By Errol Castens/NEMS Daily Journal Oxford Bureau
OXFORD – Teri Swezey’s sore feet reflect a SOAR feat.
The Chapel Hill, N.C., resident walked through Northeast Mississippi last week in her coast-to-coast trek to publicize and raise funds for the needs of vulnerable elderly and their caregivers through a nonprofit, SOAR: Seniors Obtaining Assistance and Resources, that she helped found.
A university researcher in health care issues, Swezey had aspired for more than three decades to walk cross-country ever since she read Peter Jenkins’ “Walk Across America.”
“As I progressed through education, I knew I wanted to walk for a cause that combined my education with activism for something I was passionate about and raising awareness,” she said. For a time that passion was AIDS education, whose social aspects she’d researched in Madagascar. It was caring for her elderly mother, Mary Swezey, that provided a different focus.
“I was very, very honored to be able to take care of Mom,” Teri Swezey said. “It was extremely challenging for three years, and very rewarding. It provided some of the sweetest moments of my life and taught me a lot of life lessons.”
Swezey sold her house to fund the trip, for which a friend follows along in a vehicle. Since dipping her feet in the Atlantic at Wrightsville Beach, N.C., on April 1, she’s made her way through South Carolina, Georgia, Alabama and now Mississippi. She plans to traverse Arkansas, Oklahoma, Texas, New Mexico, Arizona, Nevada and California before reaching the Pacific in her parents’ longtime hometown of Cambria, Calif.

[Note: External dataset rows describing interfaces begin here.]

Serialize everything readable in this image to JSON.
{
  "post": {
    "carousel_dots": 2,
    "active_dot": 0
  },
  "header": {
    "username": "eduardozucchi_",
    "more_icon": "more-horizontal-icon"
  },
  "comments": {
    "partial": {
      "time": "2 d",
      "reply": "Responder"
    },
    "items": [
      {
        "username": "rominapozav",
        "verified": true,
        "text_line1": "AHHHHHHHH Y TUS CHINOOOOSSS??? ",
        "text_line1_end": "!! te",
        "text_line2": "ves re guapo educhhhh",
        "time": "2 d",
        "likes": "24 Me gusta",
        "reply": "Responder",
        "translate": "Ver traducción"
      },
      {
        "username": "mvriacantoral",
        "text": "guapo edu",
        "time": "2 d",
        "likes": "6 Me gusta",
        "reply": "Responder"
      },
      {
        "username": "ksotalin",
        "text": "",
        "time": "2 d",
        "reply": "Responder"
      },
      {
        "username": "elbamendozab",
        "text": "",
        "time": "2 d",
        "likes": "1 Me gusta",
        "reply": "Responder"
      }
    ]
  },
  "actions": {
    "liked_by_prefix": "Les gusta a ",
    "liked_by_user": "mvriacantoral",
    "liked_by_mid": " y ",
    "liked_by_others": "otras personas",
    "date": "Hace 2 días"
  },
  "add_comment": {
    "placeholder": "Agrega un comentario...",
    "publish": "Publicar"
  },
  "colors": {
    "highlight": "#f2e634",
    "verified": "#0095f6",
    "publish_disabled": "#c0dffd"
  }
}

Swezey is intentionally routing the trip mostly through rural areas and small towns, where caregivers’ services are rarest.
“There are a bunch of cuts going on right now that are affecting services to seniors, and caregivers are a hidden population,” she said. “Taking care of somebody can be extremely isolating, extremely stressful, under-recognized by society. There are not enough respite care services to help give caregivers a break.”
Besides fundraising, meeting with people and documenting her experiences, Swezey’s daily concerns include keeping on her route and staying safe.
“My immediate goals during each day’s walk are to make contact with every driver, don’t walk in the grass, because there are snakes in the grass … try to stay upright and think about where I’m going,” she said. “Oh, and not to become a hood ornament.”
Swezey is collecting caregivers’ stories on her website. She’s also raising funds for assistance with prescription co-pays, for meals-on-wheels programs to help seniors stay in their homes and for caregiver respite services, such as First Friends in Amory and Memory Makers in Oxford.
“If I can get two people per mile along the way to donate a penny a mile for each of the 3,000 miles, I can raise $180,000,” she said.
Needs of the elderly and their caregivers are only going to grow, Swezey said.
“Baby boomers are aging, and we’re caring for our parents. There are 10 million Americans caring for an aging relative,” she said. “Soon, we’re going to be the elderly who need caregiving.”
For more information or to donate to Swezey’s effort, visit walkusa4soar.org.